A city task force is trying to learn more about overnight truck parking, and it wants to hear from you by Friday.
In New York City, commercial vehicles aren’t allowed to be parked on residential streets between 9 p.m. and 5 a.m. The consequence can be a $65 ticket, with a higher price for tractor-trailers, which can be ticketed $265 for the first offense, and $515 for subsequent tickets within six months.
A City Hall task force created a survey to examine what it calls the “longstanding problem” of overnight truck parking. Respondents can check off why they’re concerned about the parking, such as air quality from idling, noise and blocked streets or bike lanes.

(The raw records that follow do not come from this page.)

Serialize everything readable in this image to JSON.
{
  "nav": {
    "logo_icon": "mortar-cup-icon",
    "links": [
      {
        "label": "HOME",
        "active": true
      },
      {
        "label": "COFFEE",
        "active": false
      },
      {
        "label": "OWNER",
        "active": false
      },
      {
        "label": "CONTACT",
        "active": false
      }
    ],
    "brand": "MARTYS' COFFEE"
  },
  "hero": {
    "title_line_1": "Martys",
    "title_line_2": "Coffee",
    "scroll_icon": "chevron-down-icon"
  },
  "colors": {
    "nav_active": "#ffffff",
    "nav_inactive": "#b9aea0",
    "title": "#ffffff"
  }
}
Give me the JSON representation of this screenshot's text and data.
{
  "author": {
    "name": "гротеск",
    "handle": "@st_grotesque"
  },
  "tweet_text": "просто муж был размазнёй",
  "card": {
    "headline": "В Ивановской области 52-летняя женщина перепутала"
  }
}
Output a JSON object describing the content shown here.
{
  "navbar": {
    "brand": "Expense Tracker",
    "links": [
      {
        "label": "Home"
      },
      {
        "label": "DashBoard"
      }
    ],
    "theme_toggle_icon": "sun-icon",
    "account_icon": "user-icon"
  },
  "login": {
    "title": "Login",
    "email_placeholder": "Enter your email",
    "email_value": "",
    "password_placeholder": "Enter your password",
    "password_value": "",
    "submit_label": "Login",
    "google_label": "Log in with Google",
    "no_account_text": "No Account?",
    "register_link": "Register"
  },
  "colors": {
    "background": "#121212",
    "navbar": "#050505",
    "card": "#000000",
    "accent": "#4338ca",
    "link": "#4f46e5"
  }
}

The one-page survey allows respondents to point out on a map where the parking is an issue and to elaborate how often they’re seeing it, and what kind of vehicles they’re seeing. But the survey closes at 11:59 p.m. Friday.
A City Hall spokesperson told the Bronx Times the survey results will help shape a citywide plan to address community concerns while taking the trucking industry’s needs into account.
Shawn Garcia, a Bronx organizer at safe streets advocacy group Transportation Alternatives, told the Bronx Times that illegal overnight truck parking adds to already existing issues in the Bronx.
“Unlawful overnight truck parking adds insult to injury in the Bronx, where residents already face higher pollution from three major highways and commercial freight out of Hunts Point,” Garcia said.
But the issue seems to resonate across the borough, with City Councilmember Eric Dinowitz’s Kingsbridge office receiving numerous complaints about the issue. He said in an email to constituents that some trucks have been towed in his West Bronx district, but there is still a “proliferation of trucks parking on our streets, causing safety hazards and even illegal dumping.”
The city lawmaker in March 2022 co-wrote a letter with his father, state Assemblymember Jeffrey Dinowitz, alerting the city Department of Transportation and the NYPD to the issue in their overlapping districts.
“While we certainly are sympathetic to the safety restrictions imposed on truck drivers that often force them to stop driving, there needs to be concrete action taken to ensure that our local streets are not being misused,” the letter from the Democratic Riverdale lawmakers stated.
While Transportation Alternatives believes the city needs to reduce how much it relies on trucks by allowing environmentally friendly last-mile delivery solutions, commercial trucks still need safe and lawful places to park away from residential streets, bike lanes and pedestrian crossings, Garcia said.
Councilmember Dinowitz is a sponsor on a resolution that would call on the state Legislature to increase the amount the city can fine the vehicles for the overnight parking. Along with Councilmember Kevin Riley, a Baychester Democrat, Dinowitz is a co-sponsor on a resolution that would require the city to identify one location in every borough for off-street tractor trailer parking. The bills’ main sponsors are Queens Councilmember Robert Holden and Brooklyn Councilmember Justin Brannan, respectively.
This article has been updated on Feb. 23 at 3 p.m. to include a comment from City Hall.
Reach Aliya Schneider at [email protected] or (718) 260-4597. For more coverage, follow us on Twitter, Facebook and Instagram @bronxtimes